Cannes: Sundance Selects Acquires Ken Loach Drama ‘I, Daniel Blake’

Politically charged film from veteran British director won strong reviews after Thursday’s Cannes premiere

Sundance Selects has acquired U.S. rights to “I, Daniel Blake,” a low-key drama directed by veteran British filmmaker Ken Loach that premiered last week in the main competition at the Cannes Film Festival.

The film deals with an elderly carpenter who fights the British welfare system after being incapacitated after a heart attack, and a young single mother who is also frustrated by a bureaucracy that offers little help to the lower classes.

“The strength of ‘I, Daniel Blake’ lies in its simplicity, in the details of hardscrabble existence … and particularly in the restrained, lived-in performances from [Dave] Johns and [Hayley] Squires,” wrote TheWrap after the film’s first screening on Thursday.

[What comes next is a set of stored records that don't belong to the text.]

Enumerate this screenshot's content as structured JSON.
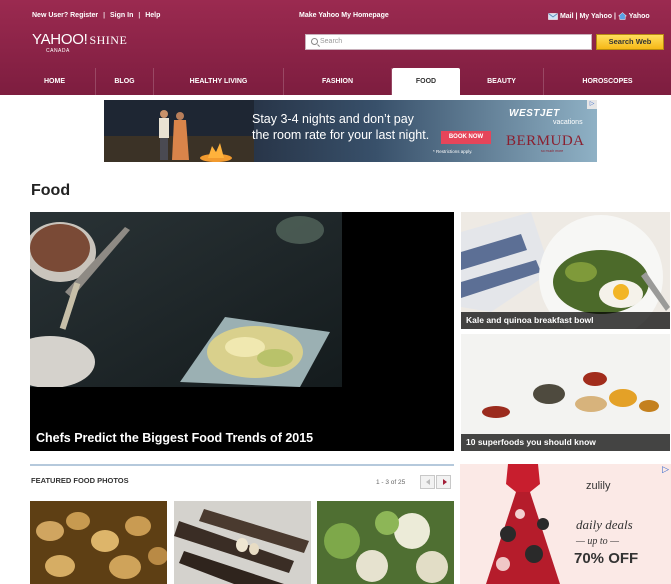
{
  "topbar": {
    "new_user": "New User? Register",
    "sep": "|",
    "sign_in": "Sign In",
    "help": "Help",
    "make_homepage": "Make Yahoo My Homepage",
    "mail": "Mail",
    "my_yahoo": "My Yahoo",
    "home": "Yahoo"
  },
  "logo": {
    "yahoo": "YAHOO!",
    "shine": "SHINE",
    "region": "CANADA"
  },
  "search": {
    "placeholder": "Search",
    "button": "Search Web"
  },
  "nav": {
    "tabs": [
      {
        "label": "HOME"
      },
      {
        "label": "BLOG"
      },
      {
        "label": "HEALTHY LIVING"
      },
      {
        "label": "FASHION"
      },
      {
        "label": "FOOD",
        "active": true
      },
      {
        "label": "BEAUTY"
      },
      {
        "label": "HOROSCOPES"
      }
    ]
  },
  "banner_ad": {
    "line1": "Stay 3-4 nights and don’t pay",
    "line2": "the room rate for your last night.",
    "cta": "BOOK NOW",
    "restrictions": "* Restrictions apply.",
    "brand": "WESTJET",
    "brand_sub": "vacations",
    "destination": "BERMUDA",
    "destination_sub": "so much more"
  },
  "page": {
    "title": "Food"
  },
  "hero": {
    "caption": "Chefs Predict the Biggest Food Trends of 2015"
  },
  "side_stories": [
    {
      "caption": "Kale and quinoa breakfast bowl"
    },
    {
      "caption": "10 superfoods you should know"
    }
  ],
  "featured": {
    "title": "FEATURED FOOD PHOTOS",
    "pager_text": "1 - 3 of 25"
  },
  "side_ad": {
    "brand": "zulily",
    "line1": "daily deals",
    "line2": "— up to —",
    "line3": "70% OFF"
  },
  "colors": {
    "header": "#8a2248",
    "search_button": "#f6c02e",
    "accent_red": "#a32038"
  }
}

Loach’s other films include “Kes,” which helped make his reputation as a director of strong character-driven and politically-charged films about the working class in the late 1960s, and “The Wind That Shakes the Barley,” which won the Palme d’Or at Cannes a decade ago.

The deal was negotiated by Sundance Selects SVP of Aquistions and Productions Arianna Bocco on behalf of Sundance Selects, and Wild Bunch on behalf of the filmmakers.